Yes, this is supposed to be a photography blog, but there are no photos associated with this story. The closest thing to a camera I had with me when it all occurred was my iPhone camera, and it would have been useless for this situation.
So would it be okay if this time I try to show you what I’m saying by painting pictures with words?
I live in Darnestown, MD. It’s kind of on the edge of suburban Gaithersburg and the still open rural “agricultural preserve” area of Montgomery County, one of the mega-suburbs of Washington, DC.
My house is an old farmhouse, on about 2 equally old acres of land. Much humbler than it sounds. There’s a small porch behind the house looking over the back yard. The back yard is maybe an acre or a little less of open grass, surrounded by trees on three sides.

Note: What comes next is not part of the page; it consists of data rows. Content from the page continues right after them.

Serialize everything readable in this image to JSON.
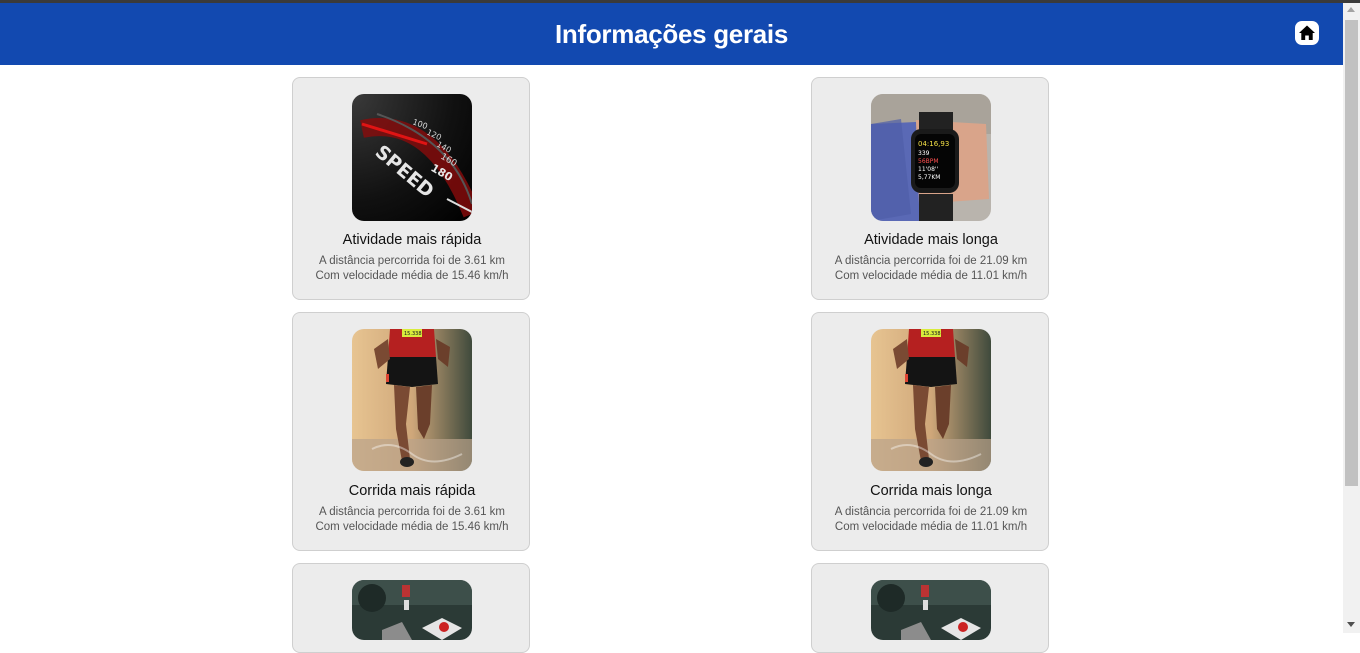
{
  "header": {
    "title": "Informações gerais",
    "home_icon": "home-icon"
  },
  "colors": {
    "header_bg": "#1249b0",
    "card_bg": "#ececec"
  },
  "cards": [
    {
      "title": "Atividade mais rápida",
      "line1": "A distância percorrida foi de 3.61 km",
      "line2": "Com velocidade média de 15.46 km/h",
      "image": "speedometer-image",
      "speedo_marks": [
        "100",
        "120",
        "140",
        "160",
        "180"
      ],
      "speedo_word": "SPEED"
    },
    {
      "title": "Atividade mais longa",
      "line1": "A distância percorrida foi de 21.09 km",
      "line2": "Com velocidade média de 11.01 km/h",
      "image": "smartwatch-image",
      "watch_lines": [
        "04:16,93",
        "339",
        "56BPM",
        "11'08''",
        "5,77KM"
      ]
    },
    {
      "title": "Corrida mais rápida",
      "line1": "A distância percorrida foi de 3.61 km",
      "line2": "Com velocidade média de 15.46 km/h",
      "image": "runner-image",
      "bib": "15.338"
    },
    {
      "title": "Corrida mais longa",
      "line1": "A distância percorrida foi de 21.09 km",
      "line2": "Com velocidade média de 11.01 km/h",
      "image": "runner-image",
      "bib": "15.338"
    },
    {
      "image": "cyclist-image"
    },
    {
      "image": "cyclist-image"
    }
  ]
}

But it’s not a solid ring of trees.
Sitting on the porch, from the right side there’s a stand of trees going back and then breaking at about “1 o’clock” for about twenty feet, a few larger trees but no underbrush so you can see through to more grass area and the deeper woods of Seneca State Park beyond.
Then there’s a patch of trees with pretty solid undergrowth – you can’t see through it. That’s from about 12:30 to 12:00 coming around counter-clockwise.
Then there’s another open area with an old redbud and a young(er) though steadily growing oak, but clear underneath, opening back onto another uncut wild grass area that goes back into the tree line of the park.
Then at about 11:30 and on to the left there’s a stand of big old boxwoods surrounding an old garden, and the line of trees along the property up around to the left.
Got the picture?
So, this evening near sunset I’m sitting on the porch, deeply in thought about sales and marketing questions, trying to come up with the perfect conversation introduction, when I hear a huffing and puffing and snorting sounding like it’s coming from in or behind that patch of thick trees and brush at right rear, between 12:30 and 1:00.
This ruckus went on for 4 or 5 minutes. Sounded “deer-like”, but unusual for this time of year.
Then it stopped.
One of the younger does had previously just walked halfway up the yard and looked at me, half cautious and half annoyed by my presence. She’s really rough looking – an odd too-light color coat, scruffy like she has mange, thin as a rail with the ribs sticking out. The “humane” result of the anti-hunters getting their way about controlled hunts in the park.
But she walked off and I didn’t see any of the others. They’re usually around in groups of three or four at a time at this time of evening.
Well anyway, about another five minutes after the noise stops, out comes one of the older does walking through the clearing at 12:00 to the left, followed right behind by a fawn, walking quite well, not fumbling around on its new legs. About a foot high, barely taller than the grass. No bigger than the red fox that strolls around having decided he owns the property. About the size of a big, happy, lazy house cat. But much leaner and livelier.
And it occurs to me – all that huffing and snorting – was the doe, giving birth!
For the past month I’ve been watching two obviously pregnant does waddling around among the herd that makes their home in my yard, coming up and eating at the base of the bird feeder where the birds scatter all the seed in their mad rush to get to the good stuff, the sunflower seeds.
For this one, today was the day!
The little guy will disappear for the next four to six weeks, tucked away deep in the woods until mom decides it’s time to come on out of hiding and learn the ropes of deer life.
Yes they’re pests that I not too kindly refer to as “wood rats”, grey-tan, long nosed, long tailed, carrying disease and tearing up everything. They’re the bane of my garden, and the reason I have to fence every plant I want to have a prayer of surviving.
But for those three months or so, from mid-June to September, it is a blast seeing those little spotted guys bouncing around, acting like – well, like the little kids they are. Even though their parents are trying to devastate my garden while the kids cause a diversion.
But geeze, they’re fun to watch grow up.
Oh, and about 15 minutes later the other pregant doe was at the bird feeder, with three or four of her compadres. So there’s still more to come.
And so once again, right in the middle of the daily challenges of making a business happen, I am reminded – life is a pretty amazing place to live!